» **Work to be completed**
Scan the entries below for the string "want" and copy every line where it turns up.

» **Data shown**
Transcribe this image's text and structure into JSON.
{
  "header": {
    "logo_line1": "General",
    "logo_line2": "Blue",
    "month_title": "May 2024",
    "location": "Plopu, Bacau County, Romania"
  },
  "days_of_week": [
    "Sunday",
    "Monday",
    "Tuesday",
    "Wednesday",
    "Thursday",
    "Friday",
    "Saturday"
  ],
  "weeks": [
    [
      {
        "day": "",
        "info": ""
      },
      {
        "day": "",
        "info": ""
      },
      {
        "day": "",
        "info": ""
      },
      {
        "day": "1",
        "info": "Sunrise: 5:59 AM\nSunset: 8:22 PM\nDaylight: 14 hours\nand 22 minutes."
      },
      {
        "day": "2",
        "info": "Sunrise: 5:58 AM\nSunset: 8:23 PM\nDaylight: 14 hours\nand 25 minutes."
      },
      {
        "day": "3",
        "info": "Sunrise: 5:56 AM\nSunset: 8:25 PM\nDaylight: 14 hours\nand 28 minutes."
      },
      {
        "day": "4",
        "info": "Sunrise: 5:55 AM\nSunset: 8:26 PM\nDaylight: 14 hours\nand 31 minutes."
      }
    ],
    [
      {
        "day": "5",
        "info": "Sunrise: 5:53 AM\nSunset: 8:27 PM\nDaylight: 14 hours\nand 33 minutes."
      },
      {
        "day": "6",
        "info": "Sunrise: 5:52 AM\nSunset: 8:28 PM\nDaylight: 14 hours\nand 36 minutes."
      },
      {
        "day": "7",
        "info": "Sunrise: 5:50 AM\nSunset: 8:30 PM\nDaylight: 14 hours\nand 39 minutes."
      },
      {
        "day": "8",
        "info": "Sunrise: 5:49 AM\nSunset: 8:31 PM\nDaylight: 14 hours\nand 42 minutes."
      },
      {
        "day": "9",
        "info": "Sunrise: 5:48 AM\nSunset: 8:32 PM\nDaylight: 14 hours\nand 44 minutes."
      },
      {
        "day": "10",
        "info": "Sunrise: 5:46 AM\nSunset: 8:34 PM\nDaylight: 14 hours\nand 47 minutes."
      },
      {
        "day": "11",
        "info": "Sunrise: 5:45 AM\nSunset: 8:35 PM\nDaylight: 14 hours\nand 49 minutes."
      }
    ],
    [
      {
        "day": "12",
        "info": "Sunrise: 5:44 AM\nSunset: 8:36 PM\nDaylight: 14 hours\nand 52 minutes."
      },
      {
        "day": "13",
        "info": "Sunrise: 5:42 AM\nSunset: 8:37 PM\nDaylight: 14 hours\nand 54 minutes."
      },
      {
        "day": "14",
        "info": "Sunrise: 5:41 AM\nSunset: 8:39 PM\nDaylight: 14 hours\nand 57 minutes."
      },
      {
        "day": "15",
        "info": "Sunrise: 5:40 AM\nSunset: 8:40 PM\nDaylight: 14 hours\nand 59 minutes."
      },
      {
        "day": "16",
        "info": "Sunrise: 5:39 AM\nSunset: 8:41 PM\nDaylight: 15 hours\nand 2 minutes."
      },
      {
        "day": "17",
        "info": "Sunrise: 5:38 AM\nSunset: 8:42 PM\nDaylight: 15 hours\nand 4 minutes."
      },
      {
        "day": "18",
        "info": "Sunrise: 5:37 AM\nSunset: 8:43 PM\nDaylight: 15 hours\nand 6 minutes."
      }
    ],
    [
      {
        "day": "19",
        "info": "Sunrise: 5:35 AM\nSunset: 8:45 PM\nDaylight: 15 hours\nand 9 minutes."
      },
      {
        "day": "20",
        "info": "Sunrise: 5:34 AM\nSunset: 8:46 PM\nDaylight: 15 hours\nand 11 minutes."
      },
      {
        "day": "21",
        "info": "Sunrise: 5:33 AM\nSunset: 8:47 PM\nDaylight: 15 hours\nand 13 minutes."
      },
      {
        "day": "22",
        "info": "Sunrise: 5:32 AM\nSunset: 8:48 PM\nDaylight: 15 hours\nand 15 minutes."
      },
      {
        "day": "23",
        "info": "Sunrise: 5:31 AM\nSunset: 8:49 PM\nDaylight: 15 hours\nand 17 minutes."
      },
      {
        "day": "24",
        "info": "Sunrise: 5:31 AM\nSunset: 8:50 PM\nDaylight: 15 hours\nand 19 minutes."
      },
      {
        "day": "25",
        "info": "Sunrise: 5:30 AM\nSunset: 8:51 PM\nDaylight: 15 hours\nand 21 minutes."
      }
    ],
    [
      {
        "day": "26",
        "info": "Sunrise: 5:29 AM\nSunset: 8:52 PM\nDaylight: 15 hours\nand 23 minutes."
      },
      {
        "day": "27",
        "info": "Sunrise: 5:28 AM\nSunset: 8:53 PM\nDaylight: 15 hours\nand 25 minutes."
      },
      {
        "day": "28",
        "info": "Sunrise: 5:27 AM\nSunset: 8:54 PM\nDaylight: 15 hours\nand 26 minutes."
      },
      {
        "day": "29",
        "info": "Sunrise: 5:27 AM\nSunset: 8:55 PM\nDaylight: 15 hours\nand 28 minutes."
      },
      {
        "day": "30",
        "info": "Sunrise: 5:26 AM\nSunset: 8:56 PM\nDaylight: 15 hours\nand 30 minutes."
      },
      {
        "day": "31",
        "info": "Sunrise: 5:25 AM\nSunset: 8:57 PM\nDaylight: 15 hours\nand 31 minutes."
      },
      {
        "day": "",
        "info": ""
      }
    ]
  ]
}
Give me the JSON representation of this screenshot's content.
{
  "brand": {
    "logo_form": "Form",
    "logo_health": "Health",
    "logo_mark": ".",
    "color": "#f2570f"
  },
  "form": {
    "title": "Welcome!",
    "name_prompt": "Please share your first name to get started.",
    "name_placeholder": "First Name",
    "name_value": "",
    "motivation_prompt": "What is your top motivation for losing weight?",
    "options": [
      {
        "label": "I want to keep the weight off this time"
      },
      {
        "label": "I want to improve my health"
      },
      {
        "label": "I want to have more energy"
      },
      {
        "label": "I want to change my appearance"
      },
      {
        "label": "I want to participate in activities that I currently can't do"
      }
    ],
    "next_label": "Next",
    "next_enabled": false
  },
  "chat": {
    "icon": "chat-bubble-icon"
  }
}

» **Problem solution**
        "label": "I want to keep the weight off this time"
        "label": "I want to improve my health"
        "label": "I want to have more energy"
        "label": "I want to change my appearance"
        "label": "I want to participate in activities that I currently can't do"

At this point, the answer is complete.